[Records from a dataset]
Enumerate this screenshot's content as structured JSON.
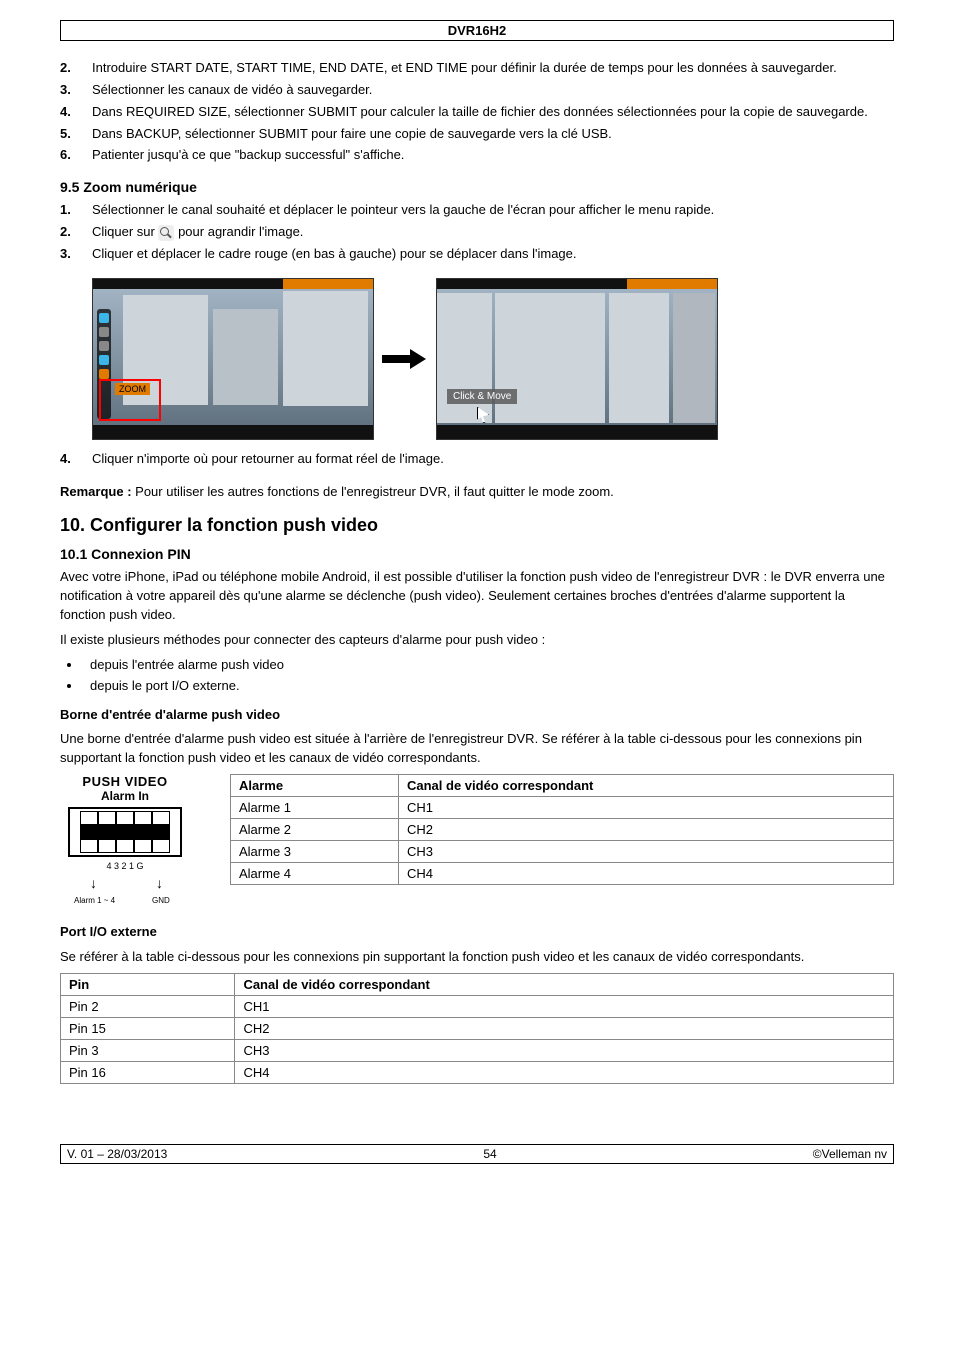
{
  "header": {
    "title": "DVR16H2"
  },
  "list1": {
    "items": [
      {
        "n": "2.",
        "t": "Introduire START DATE, START TIME, END DATE, et END TIME pour définir la durée de temps pour les données à sauvegarder."
      },
      {
        "n": "3.",
        "t": "Sélectionner les canaux de vidéo à sauvegarder."
      },
      {
        "n": "4.",
        "t": "Dans REQUIRED SIZE, sélectionner SUBMIT pour calculer la taille de fichier des données sélectionnées pour la copie de sauvegarde."
      },
      {
        "n": "5.",
        "t": "Dans BACKUP, sélectionner SUBMIT pour faire une copie de sauvegarde vers la clé USB."
      },
      {
        "n": "6.",
        "t": "Patienter jusqu'à ce que \"backup successful\" s'affiche."
      }
    ]
  },
  "sec95": {
    "heading": "9.5   Zoom numérique"
  },
  "list2": {
    "items": [
      {
        "n": "1.",
        "t": "Sélectionner le canal souhaité et déplacer le pointeur vers la gauche de l'écran pour afficher le menu rapide."
      },
      {
        "n": "2.",
        "pre": "Cliquer sur ",
        "post": " pour agrandir l'image."
      },
      {
        "n": "3.",
        "t": "Cliquer et déplacer le cadre rouge (en bas à gauche) pour se déplacer dans l'image."
      }
    ]
  },
  "shot": {
    "zoom": "ZOOM",
    "clickmove": "Click & Move"
  },
  "list3": {
    "items": [
      {
        "n": "4.",
        "t": "Cliquer n'importe où pour retourner au format réel de l'image."
      }
    ]
  },
  "remarque": {
    "label": "Remarque :",
    "text": " Pour utiliser les autres fonctions de l'enregistreur DVR, il faut quitter le mode zoom."
  },
  "chapter10": {
    "heading": "10.   Configurer la fonction push video"
  },
  "sec101": {
    "heading": "10.1  Connexion PIN"
  },
  "para101": {
    "p1": "Avec votre iPhone, iPad ou téléphone mobile Android, il est possible d'utiliser la fonction push video de l'enregistreur DVR : le DVR enverra une notification à votre appareil dès qu'une alarme se déclenche (push video). Seulement certaines broches d'entrées d'alarme supportent la fonction push video.",
    "p2": "Il existe plusieurs méthodes pour connecter des capteurs d'alarme pour push video :"
  },
  "bullets1": {
    "items": [
      "depuis l'entrée alarme push video",
      "depuis le port I/O externe."
    ]
  },
  "borne": {
    "heading": "Borne d'entrée d'alarme push video",
    "text": "Une borne d'entrée d'alarme push video est située à l'arrière de l'enregistreur DVR. Se référer à la table ci-dessous pour les connexions pin supportant la fonction push video et les canaux de vidéo correspondants."
  },
  "connector": {
    "title1": "PUSH VIDEO",
    "title2": "Alarm  In",
    "pins": "4  3  2  1  G",
    "label_alarm": "Alarm 1 ~ 4",
    "label_gnd": "GND"
  },
  "table1": {
    "h1": "Alarme",
    "h2": "Canal de vidéo correspondant",
    "rows": [
      {
        "a": "Alarme 1",
        "b": "CH1"
      },
      {
        "a": "Alarme 2",
        "b": "CH2"
      },
      {
        "a": "Alarme 3",
        "b": "CH3"
      },
      {
        "a": "Alarme 4",
        "b": "CH4"
      }
    ]
  },
  "portio": {
    "heading": "Port I/O externe",
    "text": "Se référer à la table ci-dessous pour les connexions pin supportant la fonction push video et les canaux de vidéo correspondants."
  },
  "table2": {
    "h1": "Pin",
    "h2": "Canal de vidéo correspondant",
    "rows": [
      {
        "a": "Pin 2",
        "b": "CH1"
      },
      {
        "a": "Pin 15",
        "b": "CH2"
      },
      {
        "a": "Pin 3",
        "b": "CH3"
      },
      {
        "a": "Pin 16",
        "b": "CH4"
      }
    ]
  },
  "footer": {
    "left": "V. 01 – 28/03/2013",
    "center": "54",
    "right": "©Velleman nv"
  }
}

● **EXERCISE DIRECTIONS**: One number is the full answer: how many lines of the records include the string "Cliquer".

● **YOUR RESPONSE**: 3